Breeding and preliminarily phenotyping of a congenic mouse model with alopecia areata

Mei-Er Gu, Xiao-Ming Song, Chun-Feng Zhu,hong, Ping Yin, Gui-Jie Liu, Li-Ping Yu, Wei-Wei Yang, Li-Feng Ni, Yan-Li Zhang, Bao-Jin Wu
Zoological Research   unpublished
In the current study, the alopecia areata gene was introduced into the C57BL/6 (B6) mouse through repeated backcross-ing/intercrossing, and the allelic homozygosity of congenic AA tj mice (named B6.KM-AA) was verified using microsatellites. The gross appearance, growth characteristics, pathological changes in skin, and major organs of B6.KM-AA mice were observed. Counts and proportions of CD4 + and CD8 + T lymphocytes in peripheral blood were determined by flow cytometry. Results show that
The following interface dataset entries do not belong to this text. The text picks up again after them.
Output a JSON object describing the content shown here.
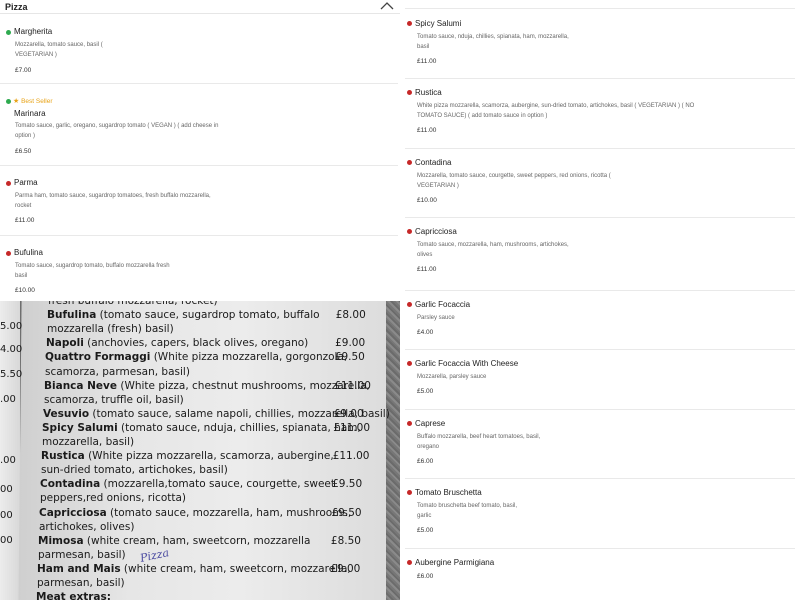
{
  "section": {
    "title": "Pizza",
    "collapse_icon": "chevron-up-icon"
  },
  "left_items": [
    {
      "name": "Margherita",
      "diet": "veg",
      "badge": "",
      "desc_lines": [
        "Mozzarella, tomato sauce, basil (",
        "VEGETARIAN )"
      ],
      "price": "£7.00"
    },
    {
      "name": "Marinara",
      "diet": "veg",
      "badge": "Best Seller",
      "desc_lines": [
        "Tomato sauce, garlic, oregano, sugardrop tomato ( VEGAN ) ( add cheese in",
        "option )"
      ],
      "price": "£6.50"
    },
    {
      "name": "Parma",
      "diet": "meat",
      "badge": "",
      "desc_lines": [
        "Parma ham, tomato sauce, sugardrop tomatoes, fresh buffalo mozzarella,",
        "rocket"
      ],
      "price": "£11.00"
    },
    {
      "name": "Bufulina",
      "diet": "meat",
      "badge": "",
      "desc_lines": [
        "Tomato sauce, sugardrop tomato, buffalo mozzarella fresh",
        "basil"
      ],
      "price": "£10.00"
    }
  ],
  "right_items": [
    {
      "name": "Spicy Salumi",
      "desc_lines": [
        "Tomato sauce, nduja, chillies, spianata, ham, mozzarella,",
        "basil"
      ],
      "price": "£11.00"
    },
    {
      "name": "Rustica",
      "desc_lines": [
        "White pizza mozzarella, scamorza, aubergine, sun-dried tomato, artichokes, basil ( VEGETARIAN ) ( NO",
        "TOMATO SAUCE) ( add tomato sauce in option )"
      ],
      "price": "£11.00"
    },
    {
      "name": "Contadina",
      "desc_lines": [
        "Mozzarella, tomato sauce, courgette, sweet peppers, red onions, ricotta (",
        "VEGETARIAN )"
      ],
      "price": "£10.00"
    },
    {
      "name": "Capricciosa",
      "desc_lines": [
        "Tomato sauce, mozzarella, ham, mushrooms, artichokes,",
        "olives"
      ],
      "price": "£11.00"
    },
    {
      "name": "Garlic Focaccia",
      "desc_lines": [
        "Parsley sauce"
      ],
      "price": "£4.00"
    },
    {
      "name": "Garlic Focaccia With Cheese",
      "desc_lines": [
        "Mozzarella, parsley sauce"
      ],
      "price": "£5.00"
    },
    {
      "name": "Caprese",
      "desc_lines": [
        "Buffalo mozzarella, beef heart tomatoes, basil,",
        "oregano"
      ],
      "price": "£6.00"
    },
    {
      "name": "Tomato Bruschetta",
      "desc_lines": [
        "Tomato bruschetta beef tomato, basil,",
        "garlic"
      ],
      "price": "£5.00"
    },
    {
      "name": "Aubergine Parmigiana",
      "desc_lines": [],
      "price": "£6.00"
    }
  ],
  "photo_menu": {
    "edge_prices": [
      "5.00",
      "4.00",
      "5.50",
      ".00",
      ".00",
      "00",
      "00",
      "00"
    ],
    "lines": [
      {
        "name": "",
        "rest": "fresh buffalo mozzarella, rocket)",
        "price": ""
      },
      {
        "name": "Bufulina",
        "rest": " (tomato sauce, sugardrop tomato, buffalo",
        "price": "£8.00"
      },
      {
        "name": "",
        "rest": "mozzarella (fresh) basil)",
        "price": ""
      },
      {
        "name": "Napoli",
        "rest": " (anchovies, capers, black olives, oregano)",
        "price": "£9.00"
      },
      {
        "name": "Quattro Formaggi",
        "rest": " (White pizza mozzarella, gorgonzola,",
        "price": "£9.50"
      },
      {
        "name": "",
        "rest": "scamorza, parmesan, basil)",
        "price": ""
      },
      {
        "name": "Bianca Neve",
        "rest": " (White pizza, chestnut mushrooms, mozzarella,",
        "price": "£11.00"
      },
      {
        "name": "",
        "rest": "scamorza, truffle oil, basil)",
        "price": ""
      },
      {
        "name": "Vesuvio",
        "rest": " (tomato sauce, salame napoli, chillies, mozzarella, basil)",
        "price": "£9.00"
      },
      {
        "name": "Spicy Salumi",
        "rest": " (tomato sauce, nduja, chillies, spianata, ham,",
        "price": "£11.00"
      },
      {
        "name": "",
        "rest": "mozzarella, basil)",
        "price": ""
      },
      {
        "name": "Rustica",
        "rest": " (White pizza mozzarella, scamorza, aubergine,",
        "price": "£11.00"
      },
      {
        "name": "",
        "rest": "sun-dried tomato, artichokes, basil)",
        "price": ""
      },
      {
        "name": "Contadina",
        "rest": " (mozzarella,tomato sauce, courgette, sweet",
        "price": "£9.50"
      },
      {
        "name": "",
        "rest": "peppers,red onions, ricotta)",
        "price": ""
      },
      {
        "name": "Capricciosa",
        "rest": " (tomato sauce, mozzarella, ham, mushrooms,",
        "price": "£9.50"
      },
      {
        "name": "",
        "rest": "artichokes, olives)",
        "price": ""
      },
      {
        "name": "Mimosa",
        "rest": " (white cream, ham, sweetcorn, mozzarella",
        "price": "£8.50"
      },
      {
        "name": "",
        "rest": "parmesan, basil)",
        "price": ""
      },
      {
        "name": "Ham and Mais",
        "rest": " (white cream, ham, sweetcorn, mozzarella,",
        "price": "£9.00"
      },
      {
        "name": "",
        "rest": "parmesan, basil)",
        "price": ""
      },
      {
        "name": "Meat extras:",
        "rest": "",
        "price": ""
      }
    ],
    "handwriting": "Pizza"
  }
}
more » ... nic B6.KM-AA mice were obtained after 10 generations of backcrossing/intercrossing. B6.KM-AA mice grew slower than B6 control mice and AA skin lesions were developed by four weeks of age. The number of hair follicles was reduced, but hair structures were normal. Loss of hair during disease progression was associated with CD4 + and CD8 + T lymphocytes infiltration peri-and intra-hair follicles. No pathological changes were found in other organs except for the skin. In the peripheral blood of B6.KM-AA mice, the percentage of CD4 + T cells was lower and percentage of CD8 + T cells higher than in control mice. These findings indicate that B6.KM-AA mice are characterized by a dysfunctional immune system, retarded development and T-cell infiltration mediated hair loss, making them a promising new animal model for human alopecia areata.